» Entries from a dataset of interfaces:
'''

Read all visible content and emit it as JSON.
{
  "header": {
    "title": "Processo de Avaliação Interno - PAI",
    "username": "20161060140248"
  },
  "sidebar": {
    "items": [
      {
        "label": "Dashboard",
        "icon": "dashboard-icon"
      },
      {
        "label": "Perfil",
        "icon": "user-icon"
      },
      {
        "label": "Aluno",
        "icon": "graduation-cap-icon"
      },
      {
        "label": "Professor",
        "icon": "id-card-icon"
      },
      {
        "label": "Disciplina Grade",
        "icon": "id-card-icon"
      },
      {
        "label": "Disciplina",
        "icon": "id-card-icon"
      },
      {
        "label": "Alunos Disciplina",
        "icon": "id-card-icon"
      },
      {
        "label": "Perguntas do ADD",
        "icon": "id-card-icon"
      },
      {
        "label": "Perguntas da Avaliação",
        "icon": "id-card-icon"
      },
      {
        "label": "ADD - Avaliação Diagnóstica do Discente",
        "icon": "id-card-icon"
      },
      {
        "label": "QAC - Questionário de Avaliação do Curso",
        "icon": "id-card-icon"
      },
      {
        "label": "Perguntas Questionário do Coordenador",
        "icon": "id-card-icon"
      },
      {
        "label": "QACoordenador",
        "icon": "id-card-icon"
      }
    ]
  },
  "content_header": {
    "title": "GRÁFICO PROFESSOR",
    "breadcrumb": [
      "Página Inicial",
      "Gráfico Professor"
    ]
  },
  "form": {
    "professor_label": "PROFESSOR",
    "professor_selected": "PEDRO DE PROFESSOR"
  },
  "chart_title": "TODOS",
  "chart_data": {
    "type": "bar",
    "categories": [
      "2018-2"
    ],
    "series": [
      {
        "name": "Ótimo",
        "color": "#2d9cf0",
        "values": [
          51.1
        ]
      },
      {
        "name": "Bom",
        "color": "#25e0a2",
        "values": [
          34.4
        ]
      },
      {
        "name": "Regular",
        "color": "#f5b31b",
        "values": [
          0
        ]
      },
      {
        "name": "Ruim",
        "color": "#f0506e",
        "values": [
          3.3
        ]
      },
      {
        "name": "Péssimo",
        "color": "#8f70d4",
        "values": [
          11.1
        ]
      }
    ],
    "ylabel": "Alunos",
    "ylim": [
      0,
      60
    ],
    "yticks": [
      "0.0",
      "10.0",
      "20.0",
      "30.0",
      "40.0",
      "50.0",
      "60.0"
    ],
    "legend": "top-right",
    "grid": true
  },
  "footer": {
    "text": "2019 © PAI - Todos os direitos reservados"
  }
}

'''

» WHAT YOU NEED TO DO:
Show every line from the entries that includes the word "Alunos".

» WRITTEN ANSWER:
        "label": "Alunos Disciplina",
    "ylabel": "Alunos",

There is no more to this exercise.